- **WORK INSTRUCTION**:
Below are the records; count how many of their lines carry "legend" and give only the number.

- **INFORMATION PROVIDED**:

---

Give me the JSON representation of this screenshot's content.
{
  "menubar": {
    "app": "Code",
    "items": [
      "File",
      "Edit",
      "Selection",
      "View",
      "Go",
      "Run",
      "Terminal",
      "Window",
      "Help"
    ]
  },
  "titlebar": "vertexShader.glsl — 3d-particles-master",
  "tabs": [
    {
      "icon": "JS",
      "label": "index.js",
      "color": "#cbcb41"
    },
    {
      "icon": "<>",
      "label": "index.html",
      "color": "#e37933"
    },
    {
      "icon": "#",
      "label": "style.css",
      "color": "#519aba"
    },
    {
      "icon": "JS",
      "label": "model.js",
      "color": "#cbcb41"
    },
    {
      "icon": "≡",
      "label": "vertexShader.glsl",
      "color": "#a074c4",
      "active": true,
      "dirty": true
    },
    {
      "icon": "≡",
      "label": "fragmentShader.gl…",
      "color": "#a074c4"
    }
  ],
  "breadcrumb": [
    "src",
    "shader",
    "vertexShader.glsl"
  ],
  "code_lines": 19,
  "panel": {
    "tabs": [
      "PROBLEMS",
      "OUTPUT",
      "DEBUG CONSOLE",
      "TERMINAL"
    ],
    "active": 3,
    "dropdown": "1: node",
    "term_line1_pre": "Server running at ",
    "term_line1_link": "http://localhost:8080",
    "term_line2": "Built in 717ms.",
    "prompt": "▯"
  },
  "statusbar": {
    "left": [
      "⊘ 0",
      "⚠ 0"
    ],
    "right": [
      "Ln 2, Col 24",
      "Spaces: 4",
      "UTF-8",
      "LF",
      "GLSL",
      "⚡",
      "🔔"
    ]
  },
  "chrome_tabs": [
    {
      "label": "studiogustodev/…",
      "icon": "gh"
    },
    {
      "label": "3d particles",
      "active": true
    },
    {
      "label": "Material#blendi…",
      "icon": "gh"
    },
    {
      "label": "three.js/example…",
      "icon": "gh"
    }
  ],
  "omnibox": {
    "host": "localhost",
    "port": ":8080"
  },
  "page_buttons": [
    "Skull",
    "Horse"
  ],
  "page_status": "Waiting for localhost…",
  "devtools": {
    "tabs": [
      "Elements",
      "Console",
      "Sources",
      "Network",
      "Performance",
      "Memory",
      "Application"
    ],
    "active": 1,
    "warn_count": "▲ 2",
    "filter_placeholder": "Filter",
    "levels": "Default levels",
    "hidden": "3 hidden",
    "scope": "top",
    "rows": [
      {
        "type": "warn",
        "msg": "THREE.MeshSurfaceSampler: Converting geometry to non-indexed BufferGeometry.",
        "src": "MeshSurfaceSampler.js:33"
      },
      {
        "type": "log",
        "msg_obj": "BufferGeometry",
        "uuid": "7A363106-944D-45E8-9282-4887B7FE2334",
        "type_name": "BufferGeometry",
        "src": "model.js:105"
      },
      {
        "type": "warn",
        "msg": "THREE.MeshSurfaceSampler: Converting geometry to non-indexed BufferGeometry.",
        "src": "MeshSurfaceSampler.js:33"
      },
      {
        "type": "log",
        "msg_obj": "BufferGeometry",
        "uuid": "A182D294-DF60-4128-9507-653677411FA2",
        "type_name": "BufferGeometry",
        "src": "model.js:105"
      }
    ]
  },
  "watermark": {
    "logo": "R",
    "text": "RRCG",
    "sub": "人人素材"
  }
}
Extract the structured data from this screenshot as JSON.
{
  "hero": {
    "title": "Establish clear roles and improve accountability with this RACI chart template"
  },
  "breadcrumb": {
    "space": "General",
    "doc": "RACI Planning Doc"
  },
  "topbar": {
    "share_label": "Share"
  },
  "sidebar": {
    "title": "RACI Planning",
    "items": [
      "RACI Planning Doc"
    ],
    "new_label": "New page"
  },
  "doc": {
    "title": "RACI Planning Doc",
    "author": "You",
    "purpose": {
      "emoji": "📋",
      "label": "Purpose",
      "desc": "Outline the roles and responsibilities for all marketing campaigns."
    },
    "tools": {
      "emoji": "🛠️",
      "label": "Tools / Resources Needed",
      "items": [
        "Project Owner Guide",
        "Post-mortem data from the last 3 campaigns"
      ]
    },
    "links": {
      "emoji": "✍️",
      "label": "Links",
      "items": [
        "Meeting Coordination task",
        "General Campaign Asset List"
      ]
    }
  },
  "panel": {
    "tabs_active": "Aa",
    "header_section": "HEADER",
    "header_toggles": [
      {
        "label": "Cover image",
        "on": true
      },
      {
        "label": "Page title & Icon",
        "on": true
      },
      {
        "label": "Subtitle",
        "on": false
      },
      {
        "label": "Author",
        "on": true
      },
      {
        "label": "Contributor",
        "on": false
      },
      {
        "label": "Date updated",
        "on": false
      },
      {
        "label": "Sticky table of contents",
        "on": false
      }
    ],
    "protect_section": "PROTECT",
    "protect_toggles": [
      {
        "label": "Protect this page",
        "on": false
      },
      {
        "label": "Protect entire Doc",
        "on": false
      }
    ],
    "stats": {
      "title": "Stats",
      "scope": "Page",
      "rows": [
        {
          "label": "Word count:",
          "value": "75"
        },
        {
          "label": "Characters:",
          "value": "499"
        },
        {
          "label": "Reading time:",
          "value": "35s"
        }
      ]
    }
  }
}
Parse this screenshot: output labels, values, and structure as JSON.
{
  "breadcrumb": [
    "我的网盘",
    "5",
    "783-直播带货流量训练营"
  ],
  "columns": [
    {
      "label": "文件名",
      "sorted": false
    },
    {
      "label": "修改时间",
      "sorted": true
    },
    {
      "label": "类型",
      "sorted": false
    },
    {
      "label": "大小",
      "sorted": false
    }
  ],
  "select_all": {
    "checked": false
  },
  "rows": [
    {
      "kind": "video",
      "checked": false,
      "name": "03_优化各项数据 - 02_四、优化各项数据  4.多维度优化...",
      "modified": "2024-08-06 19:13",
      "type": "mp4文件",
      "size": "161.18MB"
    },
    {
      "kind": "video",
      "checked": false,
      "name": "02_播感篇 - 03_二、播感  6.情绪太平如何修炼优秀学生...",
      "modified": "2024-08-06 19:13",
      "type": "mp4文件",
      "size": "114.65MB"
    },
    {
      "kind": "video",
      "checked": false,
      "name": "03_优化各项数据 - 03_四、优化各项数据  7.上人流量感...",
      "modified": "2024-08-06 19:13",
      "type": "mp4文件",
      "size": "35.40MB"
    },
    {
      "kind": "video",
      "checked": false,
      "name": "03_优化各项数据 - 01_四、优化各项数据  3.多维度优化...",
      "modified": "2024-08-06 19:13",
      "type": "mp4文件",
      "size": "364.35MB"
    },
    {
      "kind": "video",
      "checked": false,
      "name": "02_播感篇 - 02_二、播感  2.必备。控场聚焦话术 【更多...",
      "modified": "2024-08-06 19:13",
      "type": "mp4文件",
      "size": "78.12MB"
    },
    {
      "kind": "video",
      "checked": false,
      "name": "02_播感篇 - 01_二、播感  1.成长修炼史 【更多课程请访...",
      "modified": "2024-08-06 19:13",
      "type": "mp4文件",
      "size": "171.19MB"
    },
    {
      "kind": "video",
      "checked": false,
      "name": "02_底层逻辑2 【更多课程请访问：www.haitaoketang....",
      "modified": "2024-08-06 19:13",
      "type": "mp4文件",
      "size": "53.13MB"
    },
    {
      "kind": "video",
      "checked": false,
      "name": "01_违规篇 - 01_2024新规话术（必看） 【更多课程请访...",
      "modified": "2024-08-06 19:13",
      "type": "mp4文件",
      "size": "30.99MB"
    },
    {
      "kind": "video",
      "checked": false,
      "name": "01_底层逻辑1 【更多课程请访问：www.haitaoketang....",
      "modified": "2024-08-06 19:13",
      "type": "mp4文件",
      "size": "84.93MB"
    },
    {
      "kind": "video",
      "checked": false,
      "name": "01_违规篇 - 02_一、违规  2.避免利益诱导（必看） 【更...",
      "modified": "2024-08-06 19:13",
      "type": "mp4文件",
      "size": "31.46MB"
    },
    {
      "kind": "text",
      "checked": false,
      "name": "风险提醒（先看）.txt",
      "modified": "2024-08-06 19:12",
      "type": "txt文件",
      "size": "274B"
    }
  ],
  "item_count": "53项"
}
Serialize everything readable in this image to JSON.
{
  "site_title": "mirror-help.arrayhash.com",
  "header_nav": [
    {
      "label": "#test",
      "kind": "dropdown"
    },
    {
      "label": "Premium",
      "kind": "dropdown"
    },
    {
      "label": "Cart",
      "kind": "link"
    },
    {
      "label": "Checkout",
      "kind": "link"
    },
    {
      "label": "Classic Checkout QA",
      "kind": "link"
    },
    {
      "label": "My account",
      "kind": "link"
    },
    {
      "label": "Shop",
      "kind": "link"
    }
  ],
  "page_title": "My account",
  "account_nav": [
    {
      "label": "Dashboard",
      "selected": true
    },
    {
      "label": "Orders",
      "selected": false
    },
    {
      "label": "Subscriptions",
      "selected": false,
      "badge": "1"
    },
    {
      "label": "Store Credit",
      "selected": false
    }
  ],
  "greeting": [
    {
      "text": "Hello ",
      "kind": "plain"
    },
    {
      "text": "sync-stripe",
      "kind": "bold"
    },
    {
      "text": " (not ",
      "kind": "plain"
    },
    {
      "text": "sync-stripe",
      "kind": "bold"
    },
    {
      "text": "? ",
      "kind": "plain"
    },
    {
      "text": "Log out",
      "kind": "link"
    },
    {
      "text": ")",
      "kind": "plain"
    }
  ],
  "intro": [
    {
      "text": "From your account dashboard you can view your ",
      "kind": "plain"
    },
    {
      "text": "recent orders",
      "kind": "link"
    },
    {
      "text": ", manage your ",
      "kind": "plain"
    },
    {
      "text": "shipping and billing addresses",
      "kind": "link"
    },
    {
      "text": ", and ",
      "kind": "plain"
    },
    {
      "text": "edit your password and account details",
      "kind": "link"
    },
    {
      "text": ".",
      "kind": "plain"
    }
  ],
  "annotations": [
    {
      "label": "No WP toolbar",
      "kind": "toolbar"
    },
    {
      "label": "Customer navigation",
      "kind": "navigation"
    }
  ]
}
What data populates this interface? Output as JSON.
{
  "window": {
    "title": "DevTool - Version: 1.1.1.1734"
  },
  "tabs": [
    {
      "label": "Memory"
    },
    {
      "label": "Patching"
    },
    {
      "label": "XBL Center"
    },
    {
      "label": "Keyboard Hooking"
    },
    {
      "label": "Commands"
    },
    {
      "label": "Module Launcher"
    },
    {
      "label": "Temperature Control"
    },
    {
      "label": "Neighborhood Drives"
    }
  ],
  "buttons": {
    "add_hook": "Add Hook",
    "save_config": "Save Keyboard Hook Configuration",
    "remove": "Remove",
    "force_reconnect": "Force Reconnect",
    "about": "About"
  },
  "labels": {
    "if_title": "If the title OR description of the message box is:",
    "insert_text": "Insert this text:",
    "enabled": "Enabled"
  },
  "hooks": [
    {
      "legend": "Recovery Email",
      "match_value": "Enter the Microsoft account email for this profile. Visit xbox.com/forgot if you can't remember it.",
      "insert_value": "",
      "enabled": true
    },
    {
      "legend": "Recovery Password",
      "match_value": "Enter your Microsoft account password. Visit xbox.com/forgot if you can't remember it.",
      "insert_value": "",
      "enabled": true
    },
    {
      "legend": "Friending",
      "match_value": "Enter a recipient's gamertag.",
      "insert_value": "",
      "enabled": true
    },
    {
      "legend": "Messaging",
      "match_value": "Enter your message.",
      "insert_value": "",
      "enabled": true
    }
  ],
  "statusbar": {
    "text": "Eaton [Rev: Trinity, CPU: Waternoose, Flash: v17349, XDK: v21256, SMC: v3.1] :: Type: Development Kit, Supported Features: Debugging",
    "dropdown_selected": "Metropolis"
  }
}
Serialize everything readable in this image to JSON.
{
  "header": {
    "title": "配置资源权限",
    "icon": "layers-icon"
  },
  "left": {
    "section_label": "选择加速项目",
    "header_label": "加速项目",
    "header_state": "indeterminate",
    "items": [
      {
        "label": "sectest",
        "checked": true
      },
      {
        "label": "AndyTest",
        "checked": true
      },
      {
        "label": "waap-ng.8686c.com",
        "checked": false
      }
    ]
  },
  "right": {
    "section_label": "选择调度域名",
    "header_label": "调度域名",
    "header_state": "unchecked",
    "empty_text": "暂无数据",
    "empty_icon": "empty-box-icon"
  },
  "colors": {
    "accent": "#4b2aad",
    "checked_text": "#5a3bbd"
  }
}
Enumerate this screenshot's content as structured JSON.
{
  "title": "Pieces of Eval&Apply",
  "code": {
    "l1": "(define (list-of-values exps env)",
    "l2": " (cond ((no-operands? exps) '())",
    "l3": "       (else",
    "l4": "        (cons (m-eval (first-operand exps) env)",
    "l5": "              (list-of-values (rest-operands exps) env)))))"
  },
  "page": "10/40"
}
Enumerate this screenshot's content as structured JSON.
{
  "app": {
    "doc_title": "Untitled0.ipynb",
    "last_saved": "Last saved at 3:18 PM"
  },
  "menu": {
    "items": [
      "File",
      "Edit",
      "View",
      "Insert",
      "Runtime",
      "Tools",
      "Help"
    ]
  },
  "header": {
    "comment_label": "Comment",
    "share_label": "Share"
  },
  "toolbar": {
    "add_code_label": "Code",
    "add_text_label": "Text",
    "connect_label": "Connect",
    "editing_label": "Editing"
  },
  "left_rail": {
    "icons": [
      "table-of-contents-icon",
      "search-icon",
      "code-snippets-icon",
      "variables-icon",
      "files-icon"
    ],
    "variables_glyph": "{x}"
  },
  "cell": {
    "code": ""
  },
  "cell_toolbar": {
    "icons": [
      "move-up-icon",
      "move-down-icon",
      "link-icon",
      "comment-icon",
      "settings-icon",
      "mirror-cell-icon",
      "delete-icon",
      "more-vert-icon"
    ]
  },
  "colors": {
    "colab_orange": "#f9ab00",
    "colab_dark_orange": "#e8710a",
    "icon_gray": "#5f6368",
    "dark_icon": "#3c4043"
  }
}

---

- **RESULT**:
4